It will also be ejected from the FTSE Small Cap, All-Share ex-Multinationals and All-Small indices.
The trust had initially been put on notice on by index compiler FTSE Russell on 30 January, having suspended its shares at the beginning of the month. Home Reit then had a further 20 business days to reinstate its shares or face being delisted from FTSE indices. The AGM was held on 20 February, but no resolutions were passed.
The suspension was announced on 3 January due to Home Reit’s failure to publish its year-end results. FCA rules state that firms must post their annual results no later than four months after the end of the financial year, which for Home Reit was the end of December.
This was due to enhanced auditing procedures carried out in response to shareholder concerns over how strictly it was adhering to its stated investment philosophy.
A spokesperson for Liontrust, one of Home Reit’s largest stakeholders, told Portfolio Adviser: “It is clear there have been serious shortcomings in the operations and governance of Home Reit. As part of this, the company has revealed that a significant number of tenants are withholding rent.
“We have been engaging with the board and other significant shareholders to determine the best way forward and will continue to do so. Through this engagement, we are looking to achieve a resolution that meets two objectives. First, we are seeking to protect shareholder value.
“Second, we want to ensure that good quality housing continues to be provided to vulnerable people. We still believe that this could be a very effective way of allocating capital to alleviate a major social issue in a way that leads to better outcomes for vulnerable people and reduces costs for government and local authorities.
“There is more than one proposition that may enable these two objectives to be achieved. It is not appropriate for us to comment on any of the propositions at this stage, but we do believe there are ways in which a much better outcome can be achieved in time.”
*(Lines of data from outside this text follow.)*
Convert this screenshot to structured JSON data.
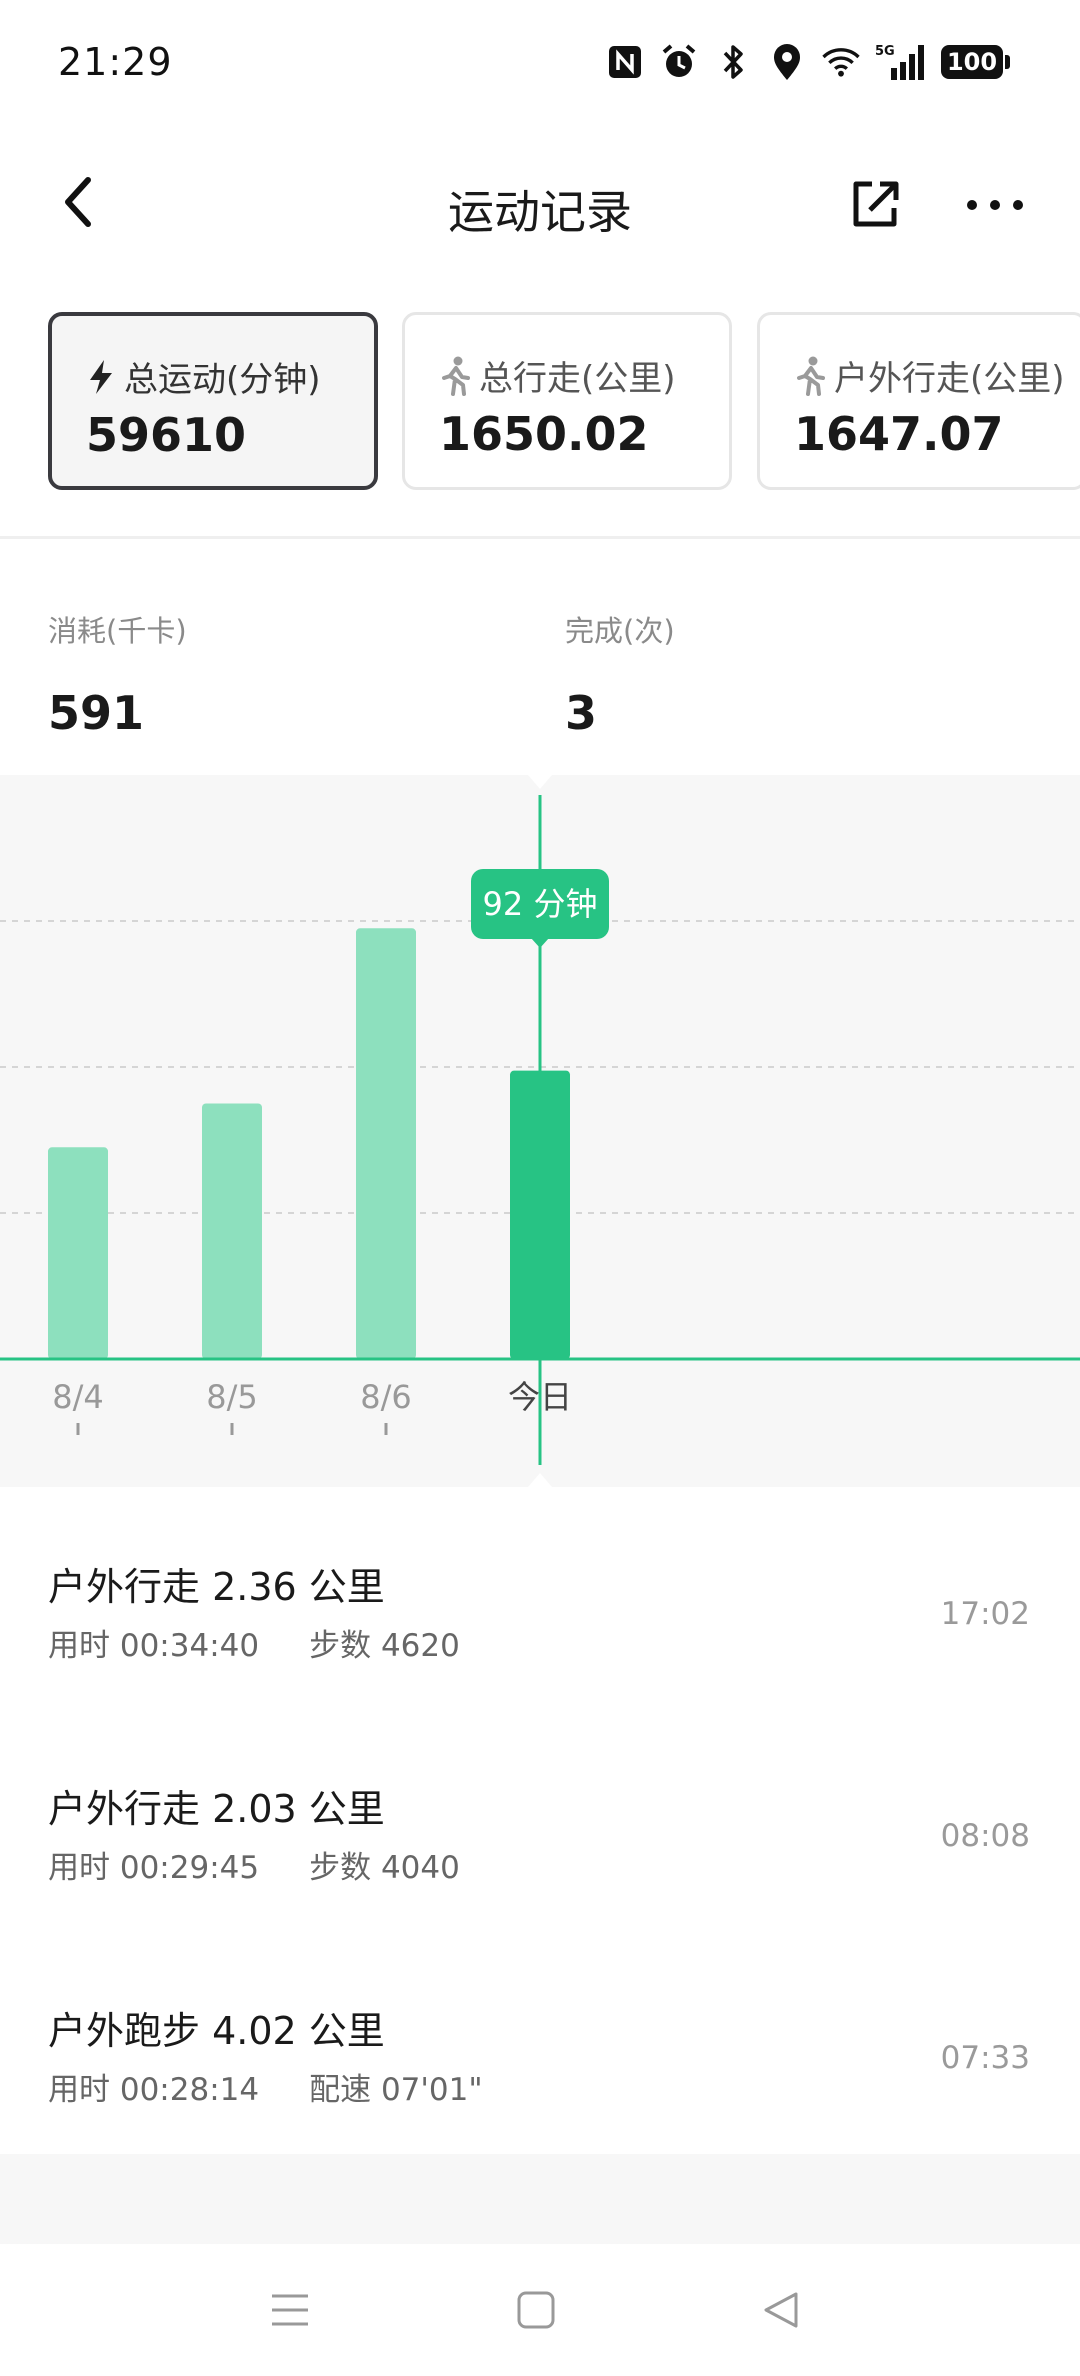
{
  "status_bar": {
    "time": "21:29",
    "icons": [
      "nfc-icon",
      "alarm-icon",
      "bluetooth-icon",
      "location-icon",
      "wifi-icon",
      "signal-5g-icon"
    ],
    "signal_label": "5G",
    "battery": "100"
  },
  "header": {
    "title": "运动记录",
    "back_icon": "chevron-left-icon",
    "share_icon": "share-icon",
    "more_icon": "more-icon"
  },
  "tabs": [
    {
      "icon": "lightning-icon",
      "label": "总运动(分钟)",
      "value": "59610",
      "active": true
    },
    {
      "icon": "walk-icon",
      "label": "总行走(公里)",
      "value": "1650.02",
      "active": false
    },
    {
      "icon": "walk-icon",
      "label": "户外行走(公里)",
      "value": "1647.07",
      "active": false
    }
  ],
  "stats": [
    {
      "label": "消耗(千卡)",
      "value": "591"
    },
    {
      "label": "完成(次)",
      "value": "3"
    }
  ],
  "chart_data": {
    "type": "bar",
    "categories": [
      "8/4",
      "8/5",
      "8/6",
      "今日"
    ],
    "values": [
      58,
      70,
      118,
      79
    ],
    "unit": "分钟",
    "highlight_index": 3,
    "tooltip": "92 分钟",
    "ylim": [
      0,
      160
    ],
    "gridlines": [
      40,
      80,
      120
    ],
    "grid": true,
    "colors": {
      "bar": "#8de0be",
      "highlight": "#27c384",
      "line": "#27c384"
    }
  },
  "records": [
    {
      "title": "户外行走 2.36 公里",
      "duration": "用时 00:34:40",
      "extra": "步数 4620",
      "time": "17:02"
    },
    {
      "title": "户外行走 2.03 公里",
      "duration": "用时 00:29:45",
      "extra": "步数 4040",
      "time": "08:08"
    },
    {
      "title": "户外跑步 4.02 公里",
      "duration": "用时 00:28:14",
      "extra": "配速 07'01\"",
      "time": "07:33"
    }
  ],
  "nav": {
    "menu_icon": "menu-icon",
    "home_icon": "home-icon",
    "back_icon": "back-triangle-icon"
  }
}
What could removal mean for investors?
With a potential takeover bid from Bluestar in the works, it remains to be seen how long it will be before Home Reit re-emerges and in what form it may take. However, industry commentators see the move from FTSE Russell as symbolic in comparison to the overriding uncertainty surrounding the future of the trust.
On the impact the removal could have, Fairview Investing director Ben Yearsley said the move to eject the trust from FTSE indices will force tracker funds to dispose of the shares eventually.
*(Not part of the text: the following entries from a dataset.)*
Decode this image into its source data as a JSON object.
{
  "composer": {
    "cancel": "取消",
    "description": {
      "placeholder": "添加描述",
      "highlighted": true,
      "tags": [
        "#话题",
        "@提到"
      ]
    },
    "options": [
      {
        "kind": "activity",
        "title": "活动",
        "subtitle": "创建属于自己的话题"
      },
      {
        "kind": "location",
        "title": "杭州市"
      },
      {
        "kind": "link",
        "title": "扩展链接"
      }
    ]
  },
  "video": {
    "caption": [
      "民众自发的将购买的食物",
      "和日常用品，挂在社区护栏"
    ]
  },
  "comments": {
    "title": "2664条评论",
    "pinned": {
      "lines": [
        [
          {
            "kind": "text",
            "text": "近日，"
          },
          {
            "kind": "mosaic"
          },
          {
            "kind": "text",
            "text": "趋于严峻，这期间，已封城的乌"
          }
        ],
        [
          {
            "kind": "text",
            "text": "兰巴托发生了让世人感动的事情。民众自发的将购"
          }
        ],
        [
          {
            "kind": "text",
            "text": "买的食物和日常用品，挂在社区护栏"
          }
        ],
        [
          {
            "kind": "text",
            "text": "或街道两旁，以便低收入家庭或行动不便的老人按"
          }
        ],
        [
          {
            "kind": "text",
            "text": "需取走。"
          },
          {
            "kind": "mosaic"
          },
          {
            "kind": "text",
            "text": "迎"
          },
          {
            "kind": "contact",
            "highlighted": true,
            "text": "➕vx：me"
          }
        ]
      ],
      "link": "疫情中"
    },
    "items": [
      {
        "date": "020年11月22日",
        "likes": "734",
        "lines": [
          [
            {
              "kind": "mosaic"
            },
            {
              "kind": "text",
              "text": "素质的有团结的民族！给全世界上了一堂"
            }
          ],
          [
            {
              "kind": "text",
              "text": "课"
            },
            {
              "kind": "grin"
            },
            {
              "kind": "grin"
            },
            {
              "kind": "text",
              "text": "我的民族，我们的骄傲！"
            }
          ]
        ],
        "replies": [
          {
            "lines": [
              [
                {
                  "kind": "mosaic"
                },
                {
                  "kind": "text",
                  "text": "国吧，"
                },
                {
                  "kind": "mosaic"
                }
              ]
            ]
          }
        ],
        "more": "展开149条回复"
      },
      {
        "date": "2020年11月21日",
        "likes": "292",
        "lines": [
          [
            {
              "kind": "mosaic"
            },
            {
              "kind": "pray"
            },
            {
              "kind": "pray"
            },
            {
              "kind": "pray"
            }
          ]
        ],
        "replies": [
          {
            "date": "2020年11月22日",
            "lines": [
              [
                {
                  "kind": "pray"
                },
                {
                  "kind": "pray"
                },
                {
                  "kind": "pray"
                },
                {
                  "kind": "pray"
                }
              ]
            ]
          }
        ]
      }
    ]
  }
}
He added: “However, that is largely secondary to the shares being suspended and the ongoing uncertainty.”
Laith Khalaf, head of investment analysis at AJ Bell, said: “Removal from the FTSE indices is another blow to the embattled Home Reit, but it is more symbolic than substantial compared to the failure to publish its results and the subsequent suspension of the shares, which clearly had a much bigger impact on investors. Normally removal from the FTSE indices would entail a drop off in liquidity, but if the shares aren’t trading anyway, that’s a somewhat academic concern.”